“For life and death are one, even as the river and the sea are one.” ~ Khalil Gibran.
The joy of being a story-teller is that first you must collect the stories. Which means at the very least having willing ears and an open mind. Many of us don’t have the patience to hear a story the way it is told, we want to rush to the end, get to the point, jump in and offer words, assume we know what the person is trying to say. I have been guilty of all of the above. Yet some of the greatest pearls have presented themselves to me when I have tamped down my impatience and just listened. One of the joys of teaching is that if you are open, you will learn from your students. But sometimes you have to learn humility to allow that to happen.
I am a strong believer in the concept of quality over quantity, especially as regards to the end of life. When a loved one is very sick, perhaps even terminally ill, it is natural that we want them to fight to the bitter end. Like the poet wrote, we do not want them to “…go gently into that good night” and so we push for radical interventions, we put our trust in science, we focus on the positive and in doing so ignore the reality that may be right in front of our eyes. What is it that the person in the bed wishes? It was a nursing student who told me of her grandmother’s fight against cancer. After diagnosis she underwent gamma knife surgery, and spent a year undergoing treatments before she died. The student told me she realized later that her grandmother had elected to have the treatment not in the hope of a cure, but because she knew her granddaughter was not ready for her to die. She knew the intervention would grant her time, this was her gift to her granddaughter.
Many years ago I read an amazing book by Bernie Siegel, a physician who turned from the absolute science of surgery to the exploration of the power of self-healing and the role unconditional love plays in health. He learned from his patients, and passed that on through books and lectures to thousands of people. He found that children with terminal illness had a capacity for knowing what was happening, even when their parents tried to protect them from the reality. While parents refused to give up hope, the child had already recognized the inevitable, and if the parents would only pay attention, the child would comfort them. The child could see a future free of pain, they could see a realm beyond a hospital room.
I remember attending a seminar on death and dying, and being given an exercise at the start of a session. ‘Write your own obituary’ we were told. Most of us needed more instructions. ‘What, if I died right now? Or if I live to be 100?’ It was up to us. We were given the freedom to create our own life story, to imagine a long life or a sudden death, to make up a family, a career, whatever we liked. I have given that exercise myself to students, and have had emotional reactions. One student, a mother, broke down at the thought of her children being without her. Why is it so difficult for us to imagine a world without us? Do we really believe we are the center of the universe?!

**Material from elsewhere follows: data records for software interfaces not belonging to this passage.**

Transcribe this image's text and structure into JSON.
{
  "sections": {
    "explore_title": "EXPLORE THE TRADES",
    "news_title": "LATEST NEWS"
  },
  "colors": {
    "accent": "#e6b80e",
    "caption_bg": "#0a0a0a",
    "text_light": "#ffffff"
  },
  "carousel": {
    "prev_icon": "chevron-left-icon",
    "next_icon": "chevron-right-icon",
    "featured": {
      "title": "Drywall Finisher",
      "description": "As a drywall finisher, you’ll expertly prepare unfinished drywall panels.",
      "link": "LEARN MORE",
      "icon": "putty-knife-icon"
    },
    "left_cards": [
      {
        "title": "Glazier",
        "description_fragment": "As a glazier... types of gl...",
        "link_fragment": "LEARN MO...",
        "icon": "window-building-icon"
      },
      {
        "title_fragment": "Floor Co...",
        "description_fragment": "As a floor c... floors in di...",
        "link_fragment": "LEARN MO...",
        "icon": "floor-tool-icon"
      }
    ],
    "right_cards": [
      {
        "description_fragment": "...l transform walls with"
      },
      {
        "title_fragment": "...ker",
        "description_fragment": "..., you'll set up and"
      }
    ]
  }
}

Most of us live with the expectation that we have years ahead of us, that time is endless, that there is no rush. It is not until we are confronted with our own mortality, or the loss of a loved one that we have to face the fact that time is not promised to anyone. Those who have had a close call, or who have survived serious illness or injury have had to confront the reality of the fragility of life. If they are lucky, that will give them the opportunity to reorder their priorities, to recognize what things or people are the most important to them, to live while they are alive. But why should it take a wake- up call to remind us of the fact that our time on earth is finite, with no guarantees of ample time to do all that we want to do.
Funerals are opportunities to celebrate life, to say farewell, to share memories and to feel the impact that one human can have on the lives of others. It is often at funerals that we learn about aspects of a person’s life of which we were unaware. The surprises may be positive or negative. I have heard tales of children who learned for the first time that they had a whole set of siblings that they were completely unaware of. Poppa was a rolling stone! But the biggest message we all should take away from a funeral is the reminder to live while we are alive.
In the healthcare industry (as in many other service industries), employees are often provided with ‘scripts’ to ensure they say the right thing. The airline industry is famous for this, those of us who are frequent flyers can virtually repeat the safety lines along with the flight attendants! In one local hospital, after dealing with repeated complaints that nurses did not respond to the patients’ needs because they didn’t have the time, the nursing staff was taught to respond to calls by saying: ‘How can I help you? I have the time.’
In a world in which we are rushing from place to place, from event to event, do we have the time? Are we living our lives, and not just checking off lists, completing tasks? And can we listen to those who are facing serious health challenges and make sure that we are carrying out their wishes, and not our own?
This Friday morning may you find every reason to celebrate life, and to support those who may be confronting loss. As a friend pointed out to me this week, if we could live forever we would throw away opportunities, for there would always be more time. Have a wonderful weekend, Family! Dance, live, and love with abandon, for we do not know the hour.